**RECORD SET**
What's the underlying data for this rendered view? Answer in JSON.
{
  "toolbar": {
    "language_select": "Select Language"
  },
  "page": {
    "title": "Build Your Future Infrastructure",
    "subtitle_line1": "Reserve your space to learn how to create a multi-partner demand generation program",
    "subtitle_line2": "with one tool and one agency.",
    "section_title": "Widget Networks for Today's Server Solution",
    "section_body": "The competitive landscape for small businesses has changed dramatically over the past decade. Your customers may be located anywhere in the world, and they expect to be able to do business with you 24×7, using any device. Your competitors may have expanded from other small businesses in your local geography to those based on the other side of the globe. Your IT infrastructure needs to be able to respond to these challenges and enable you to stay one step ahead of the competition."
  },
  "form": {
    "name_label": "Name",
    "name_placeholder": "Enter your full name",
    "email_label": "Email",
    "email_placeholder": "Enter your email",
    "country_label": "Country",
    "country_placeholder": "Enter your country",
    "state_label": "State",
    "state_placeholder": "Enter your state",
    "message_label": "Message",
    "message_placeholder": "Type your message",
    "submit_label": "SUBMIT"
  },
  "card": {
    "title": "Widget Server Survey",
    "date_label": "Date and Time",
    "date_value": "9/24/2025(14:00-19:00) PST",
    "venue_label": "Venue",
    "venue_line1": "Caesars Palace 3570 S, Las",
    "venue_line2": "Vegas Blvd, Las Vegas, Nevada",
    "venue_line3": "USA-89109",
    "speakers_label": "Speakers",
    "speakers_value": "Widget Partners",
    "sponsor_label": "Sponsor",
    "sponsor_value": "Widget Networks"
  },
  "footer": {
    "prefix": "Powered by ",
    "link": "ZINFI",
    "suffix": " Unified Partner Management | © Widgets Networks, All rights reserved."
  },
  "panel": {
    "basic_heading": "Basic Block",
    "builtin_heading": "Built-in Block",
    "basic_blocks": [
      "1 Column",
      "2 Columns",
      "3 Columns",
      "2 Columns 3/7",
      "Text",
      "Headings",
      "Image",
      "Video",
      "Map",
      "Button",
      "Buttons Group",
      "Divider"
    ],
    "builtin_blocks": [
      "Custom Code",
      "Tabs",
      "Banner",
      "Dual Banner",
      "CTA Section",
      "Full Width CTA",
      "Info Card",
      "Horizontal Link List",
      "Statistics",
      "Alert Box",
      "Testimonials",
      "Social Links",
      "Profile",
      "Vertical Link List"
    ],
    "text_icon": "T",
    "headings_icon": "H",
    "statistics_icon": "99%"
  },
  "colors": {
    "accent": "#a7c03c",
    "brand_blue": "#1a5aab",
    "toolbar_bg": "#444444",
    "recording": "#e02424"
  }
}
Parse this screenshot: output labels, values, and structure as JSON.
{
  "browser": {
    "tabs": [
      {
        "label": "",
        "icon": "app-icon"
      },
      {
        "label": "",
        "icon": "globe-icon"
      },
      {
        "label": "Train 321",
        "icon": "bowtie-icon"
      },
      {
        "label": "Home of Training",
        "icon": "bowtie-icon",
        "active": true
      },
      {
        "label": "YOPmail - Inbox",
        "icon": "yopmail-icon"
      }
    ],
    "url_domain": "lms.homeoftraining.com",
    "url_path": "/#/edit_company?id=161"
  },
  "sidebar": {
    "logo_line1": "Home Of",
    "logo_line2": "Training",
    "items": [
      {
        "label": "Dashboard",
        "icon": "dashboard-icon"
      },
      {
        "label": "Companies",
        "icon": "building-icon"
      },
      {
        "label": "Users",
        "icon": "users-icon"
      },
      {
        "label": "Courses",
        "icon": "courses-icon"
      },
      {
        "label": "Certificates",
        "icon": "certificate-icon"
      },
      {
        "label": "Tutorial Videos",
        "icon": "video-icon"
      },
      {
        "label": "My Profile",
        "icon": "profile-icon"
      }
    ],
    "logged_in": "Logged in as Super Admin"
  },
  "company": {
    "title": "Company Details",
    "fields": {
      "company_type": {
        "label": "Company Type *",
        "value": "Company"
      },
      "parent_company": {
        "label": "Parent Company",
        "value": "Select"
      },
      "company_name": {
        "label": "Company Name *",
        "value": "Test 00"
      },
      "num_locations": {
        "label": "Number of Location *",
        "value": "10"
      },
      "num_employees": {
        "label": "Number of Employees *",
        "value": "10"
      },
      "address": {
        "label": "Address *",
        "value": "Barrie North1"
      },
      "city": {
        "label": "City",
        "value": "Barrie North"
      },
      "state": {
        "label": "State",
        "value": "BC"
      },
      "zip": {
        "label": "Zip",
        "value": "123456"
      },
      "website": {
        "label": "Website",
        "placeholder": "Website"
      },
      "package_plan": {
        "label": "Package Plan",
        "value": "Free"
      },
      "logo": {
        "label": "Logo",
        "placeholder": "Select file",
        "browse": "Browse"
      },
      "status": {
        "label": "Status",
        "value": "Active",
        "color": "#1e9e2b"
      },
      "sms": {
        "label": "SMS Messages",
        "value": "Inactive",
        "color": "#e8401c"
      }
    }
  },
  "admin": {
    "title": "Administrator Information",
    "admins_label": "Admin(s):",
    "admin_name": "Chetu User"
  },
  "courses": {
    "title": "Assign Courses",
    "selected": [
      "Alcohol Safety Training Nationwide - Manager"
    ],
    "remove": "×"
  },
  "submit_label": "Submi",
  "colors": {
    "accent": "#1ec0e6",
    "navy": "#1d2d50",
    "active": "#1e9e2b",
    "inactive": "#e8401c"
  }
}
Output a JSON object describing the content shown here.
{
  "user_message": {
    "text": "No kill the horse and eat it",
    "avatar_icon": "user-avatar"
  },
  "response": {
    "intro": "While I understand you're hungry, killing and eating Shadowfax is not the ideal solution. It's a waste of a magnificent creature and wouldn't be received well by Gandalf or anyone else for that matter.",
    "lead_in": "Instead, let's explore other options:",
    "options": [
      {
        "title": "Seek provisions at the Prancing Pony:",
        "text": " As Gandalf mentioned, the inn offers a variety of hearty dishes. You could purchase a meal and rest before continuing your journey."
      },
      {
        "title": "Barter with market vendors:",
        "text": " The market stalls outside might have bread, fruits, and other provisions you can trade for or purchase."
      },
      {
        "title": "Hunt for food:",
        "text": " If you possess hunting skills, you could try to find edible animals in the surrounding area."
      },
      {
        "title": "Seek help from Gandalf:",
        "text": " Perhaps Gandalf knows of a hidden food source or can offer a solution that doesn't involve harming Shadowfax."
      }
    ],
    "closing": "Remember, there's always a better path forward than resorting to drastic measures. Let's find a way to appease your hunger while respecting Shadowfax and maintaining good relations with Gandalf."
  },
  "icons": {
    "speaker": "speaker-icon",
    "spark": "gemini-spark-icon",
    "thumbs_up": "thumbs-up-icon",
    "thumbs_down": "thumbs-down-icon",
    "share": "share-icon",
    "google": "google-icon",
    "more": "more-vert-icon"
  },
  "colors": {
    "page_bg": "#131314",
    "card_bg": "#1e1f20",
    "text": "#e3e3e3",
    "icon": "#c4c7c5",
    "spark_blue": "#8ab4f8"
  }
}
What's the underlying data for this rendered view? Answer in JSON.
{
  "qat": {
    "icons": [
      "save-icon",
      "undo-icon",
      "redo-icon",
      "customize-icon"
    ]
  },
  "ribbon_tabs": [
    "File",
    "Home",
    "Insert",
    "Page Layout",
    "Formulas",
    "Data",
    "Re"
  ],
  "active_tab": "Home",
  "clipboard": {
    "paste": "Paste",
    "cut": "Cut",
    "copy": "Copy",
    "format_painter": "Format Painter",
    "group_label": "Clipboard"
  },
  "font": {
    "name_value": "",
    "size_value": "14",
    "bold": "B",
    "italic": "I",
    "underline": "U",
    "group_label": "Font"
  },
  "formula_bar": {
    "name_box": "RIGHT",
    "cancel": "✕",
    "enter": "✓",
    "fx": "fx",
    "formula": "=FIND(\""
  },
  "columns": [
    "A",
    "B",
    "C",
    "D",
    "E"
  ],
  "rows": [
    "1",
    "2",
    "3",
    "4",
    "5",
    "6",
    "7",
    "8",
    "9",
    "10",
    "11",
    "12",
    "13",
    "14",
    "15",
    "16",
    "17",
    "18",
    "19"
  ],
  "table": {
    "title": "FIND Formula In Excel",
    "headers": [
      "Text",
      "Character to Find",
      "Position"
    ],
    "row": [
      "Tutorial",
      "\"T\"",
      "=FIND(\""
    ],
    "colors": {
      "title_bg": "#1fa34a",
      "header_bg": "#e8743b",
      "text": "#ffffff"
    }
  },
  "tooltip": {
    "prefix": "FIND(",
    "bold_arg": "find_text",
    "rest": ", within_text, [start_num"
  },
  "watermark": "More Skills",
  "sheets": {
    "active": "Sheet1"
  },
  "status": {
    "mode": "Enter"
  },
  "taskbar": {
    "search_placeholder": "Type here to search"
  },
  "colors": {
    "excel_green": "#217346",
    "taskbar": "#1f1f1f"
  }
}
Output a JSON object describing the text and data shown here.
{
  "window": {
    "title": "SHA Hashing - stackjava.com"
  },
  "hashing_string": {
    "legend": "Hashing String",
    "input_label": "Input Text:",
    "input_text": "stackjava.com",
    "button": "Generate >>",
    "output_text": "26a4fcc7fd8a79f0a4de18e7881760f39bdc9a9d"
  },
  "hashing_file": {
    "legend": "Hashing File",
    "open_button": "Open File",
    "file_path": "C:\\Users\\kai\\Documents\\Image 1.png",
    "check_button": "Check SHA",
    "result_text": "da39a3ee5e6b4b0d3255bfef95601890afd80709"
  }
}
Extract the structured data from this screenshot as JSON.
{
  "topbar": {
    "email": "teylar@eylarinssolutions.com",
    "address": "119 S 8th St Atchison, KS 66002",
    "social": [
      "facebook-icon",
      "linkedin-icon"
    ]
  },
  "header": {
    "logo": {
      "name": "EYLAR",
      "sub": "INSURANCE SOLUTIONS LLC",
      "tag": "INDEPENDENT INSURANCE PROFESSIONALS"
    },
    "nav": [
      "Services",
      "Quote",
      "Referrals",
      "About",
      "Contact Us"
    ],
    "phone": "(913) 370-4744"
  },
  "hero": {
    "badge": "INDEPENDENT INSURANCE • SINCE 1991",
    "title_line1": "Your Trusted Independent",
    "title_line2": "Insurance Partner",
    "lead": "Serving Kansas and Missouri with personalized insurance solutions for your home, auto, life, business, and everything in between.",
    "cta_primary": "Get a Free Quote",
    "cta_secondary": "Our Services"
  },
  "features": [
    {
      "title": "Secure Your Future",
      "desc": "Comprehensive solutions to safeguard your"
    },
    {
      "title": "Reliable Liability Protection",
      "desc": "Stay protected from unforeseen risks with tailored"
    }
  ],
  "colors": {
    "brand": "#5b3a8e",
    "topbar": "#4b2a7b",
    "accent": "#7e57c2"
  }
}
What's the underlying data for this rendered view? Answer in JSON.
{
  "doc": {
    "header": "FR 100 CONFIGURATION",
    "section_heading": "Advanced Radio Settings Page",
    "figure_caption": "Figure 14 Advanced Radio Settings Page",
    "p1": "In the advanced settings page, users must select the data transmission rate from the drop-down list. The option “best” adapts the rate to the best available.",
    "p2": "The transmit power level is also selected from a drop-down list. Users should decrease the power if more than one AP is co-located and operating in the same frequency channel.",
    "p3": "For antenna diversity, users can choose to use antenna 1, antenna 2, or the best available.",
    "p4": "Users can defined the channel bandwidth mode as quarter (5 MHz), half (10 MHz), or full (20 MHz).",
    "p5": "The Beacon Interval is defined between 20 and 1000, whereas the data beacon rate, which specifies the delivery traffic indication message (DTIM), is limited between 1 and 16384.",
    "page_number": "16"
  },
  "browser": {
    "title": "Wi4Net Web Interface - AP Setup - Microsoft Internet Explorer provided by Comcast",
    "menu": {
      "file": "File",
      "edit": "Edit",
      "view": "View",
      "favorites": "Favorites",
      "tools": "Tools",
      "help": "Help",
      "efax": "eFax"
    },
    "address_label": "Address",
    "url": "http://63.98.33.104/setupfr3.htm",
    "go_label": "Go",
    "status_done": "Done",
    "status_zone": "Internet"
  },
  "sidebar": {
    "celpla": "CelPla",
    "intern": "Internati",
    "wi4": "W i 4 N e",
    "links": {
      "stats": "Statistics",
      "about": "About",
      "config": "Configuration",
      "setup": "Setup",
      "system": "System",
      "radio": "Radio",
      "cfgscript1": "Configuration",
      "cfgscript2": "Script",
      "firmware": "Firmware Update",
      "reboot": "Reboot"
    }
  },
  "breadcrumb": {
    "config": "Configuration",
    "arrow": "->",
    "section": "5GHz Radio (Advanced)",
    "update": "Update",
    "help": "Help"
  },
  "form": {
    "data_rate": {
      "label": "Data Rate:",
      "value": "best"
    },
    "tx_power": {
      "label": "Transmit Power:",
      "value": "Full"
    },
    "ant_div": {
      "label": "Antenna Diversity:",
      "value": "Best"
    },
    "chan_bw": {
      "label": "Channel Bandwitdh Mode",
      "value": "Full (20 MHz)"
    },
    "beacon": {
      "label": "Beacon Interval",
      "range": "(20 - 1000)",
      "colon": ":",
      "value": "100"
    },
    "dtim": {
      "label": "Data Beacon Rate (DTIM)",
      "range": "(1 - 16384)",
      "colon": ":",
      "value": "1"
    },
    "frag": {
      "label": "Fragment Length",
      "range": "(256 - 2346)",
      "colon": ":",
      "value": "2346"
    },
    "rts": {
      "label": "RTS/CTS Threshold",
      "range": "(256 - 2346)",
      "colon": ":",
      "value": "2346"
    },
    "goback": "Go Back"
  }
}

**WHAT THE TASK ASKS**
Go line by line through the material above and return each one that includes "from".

**ANSWER TO THIS TASK**
    "section_body": "The competitive landscape for small businesses has changed dramatically over the past decade. Your customers may be located anywhere in the world, and they expect to be able to do business with you 24×7, using any device. Your competitors may have expanded from other small businesses in your local geography to those based on the other side of the globe. Your IT infrastructure needs to be able to respond to these challenges and enable you to stay one step ahead of the competition."
        "title": "Seek help from Gandalf:",
Extract the structured data from this screenshot as JSON.
      "desc": "Stay protected from unforeseen risks with tailored"
    "p1": "In the advanced settings page, users must select the data transmission rate from the drop-down list. The option “best” adapts the rate to the best available.",
    "p2": "The transmit power level is also selected from a drop-down list. Users should decrease the power if more than one AP is co-located and operating in the same frequency channel.",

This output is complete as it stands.